* _Exercise prompt_:
Return, from the listing that follows, each line containing the word "subtitle".

* _Source data_:
=== Section Start ===

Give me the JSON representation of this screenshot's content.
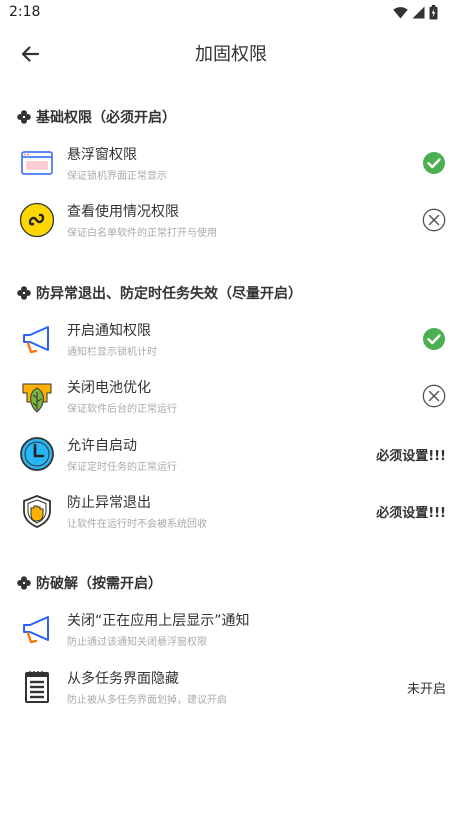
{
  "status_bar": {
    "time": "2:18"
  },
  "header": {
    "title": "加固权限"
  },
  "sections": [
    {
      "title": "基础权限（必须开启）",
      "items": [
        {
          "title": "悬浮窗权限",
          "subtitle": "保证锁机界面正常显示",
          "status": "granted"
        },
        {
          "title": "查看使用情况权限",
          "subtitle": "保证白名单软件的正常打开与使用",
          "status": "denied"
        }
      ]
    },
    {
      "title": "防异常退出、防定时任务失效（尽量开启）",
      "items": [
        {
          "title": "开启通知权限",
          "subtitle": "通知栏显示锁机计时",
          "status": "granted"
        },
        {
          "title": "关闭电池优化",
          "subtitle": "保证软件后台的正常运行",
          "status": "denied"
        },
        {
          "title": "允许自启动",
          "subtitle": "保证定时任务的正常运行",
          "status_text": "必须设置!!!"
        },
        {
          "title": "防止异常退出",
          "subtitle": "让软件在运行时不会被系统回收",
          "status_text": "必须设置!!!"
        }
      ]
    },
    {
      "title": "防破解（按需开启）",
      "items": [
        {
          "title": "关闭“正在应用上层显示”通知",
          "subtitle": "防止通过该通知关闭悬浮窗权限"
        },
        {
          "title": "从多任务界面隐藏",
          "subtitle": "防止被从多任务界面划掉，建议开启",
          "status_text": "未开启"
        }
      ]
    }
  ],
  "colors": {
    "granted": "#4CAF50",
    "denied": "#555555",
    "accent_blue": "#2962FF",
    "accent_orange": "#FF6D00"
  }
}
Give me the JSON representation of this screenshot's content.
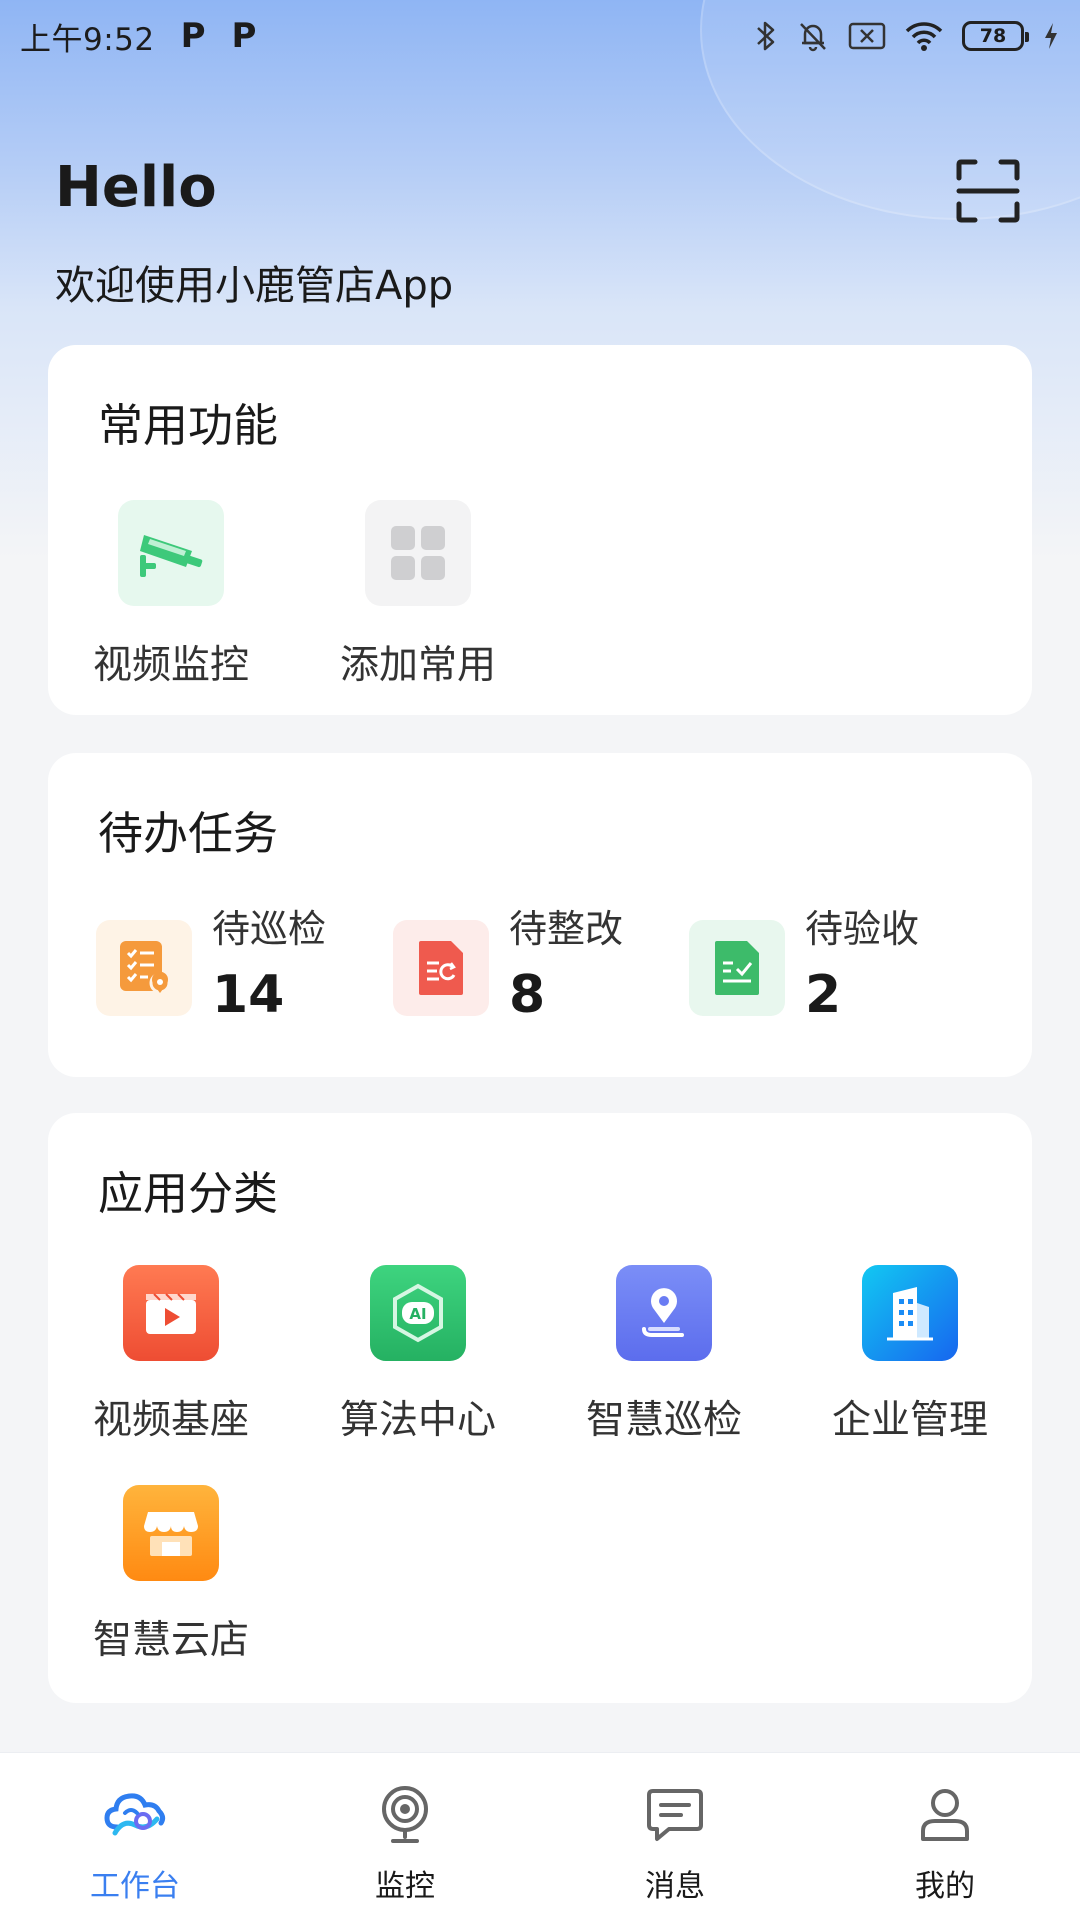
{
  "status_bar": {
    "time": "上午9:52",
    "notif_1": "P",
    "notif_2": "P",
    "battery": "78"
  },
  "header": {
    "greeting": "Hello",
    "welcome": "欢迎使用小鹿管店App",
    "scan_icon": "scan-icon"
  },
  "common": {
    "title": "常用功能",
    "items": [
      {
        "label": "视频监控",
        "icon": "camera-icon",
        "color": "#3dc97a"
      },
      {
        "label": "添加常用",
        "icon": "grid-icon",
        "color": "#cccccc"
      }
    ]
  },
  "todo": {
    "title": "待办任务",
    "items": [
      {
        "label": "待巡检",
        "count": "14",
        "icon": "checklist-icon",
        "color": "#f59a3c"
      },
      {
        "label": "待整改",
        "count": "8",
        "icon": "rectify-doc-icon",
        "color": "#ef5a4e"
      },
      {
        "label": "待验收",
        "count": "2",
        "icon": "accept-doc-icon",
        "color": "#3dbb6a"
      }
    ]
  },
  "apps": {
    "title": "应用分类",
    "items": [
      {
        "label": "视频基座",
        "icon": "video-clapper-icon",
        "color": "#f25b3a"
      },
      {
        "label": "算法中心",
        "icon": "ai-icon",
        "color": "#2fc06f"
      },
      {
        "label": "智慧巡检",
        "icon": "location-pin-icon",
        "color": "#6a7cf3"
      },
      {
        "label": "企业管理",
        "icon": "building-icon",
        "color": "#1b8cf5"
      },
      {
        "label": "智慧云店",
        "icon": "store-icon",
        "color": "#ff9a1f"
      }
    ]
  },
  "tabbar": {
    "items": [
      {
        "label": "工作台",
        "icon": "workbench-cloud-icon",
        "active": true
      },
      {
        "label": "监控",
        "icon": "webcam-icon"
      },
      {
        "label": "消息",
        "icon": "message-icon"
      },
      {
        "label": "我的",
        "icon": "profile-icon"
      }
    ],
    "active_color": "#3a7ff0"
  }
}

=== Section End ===

* _Output below_:
          "subtitle": "保证锁机界面正常显示",
          "subtitle": "保证白名单软件的正常打开与使用",
          "subtitle": "通知栏显示锁机计时",
          "subtitle": "保证软件后台的正常运行",
          "subtitle": "保证定时任务的正常运行",
          "subtitle": "让软件在运行时不会被系统回收",
          "subtitle": "防止通过该通知关闭悬浮窗权限"
          "subtitle": "防止被从多任务界面划掉，建议开启",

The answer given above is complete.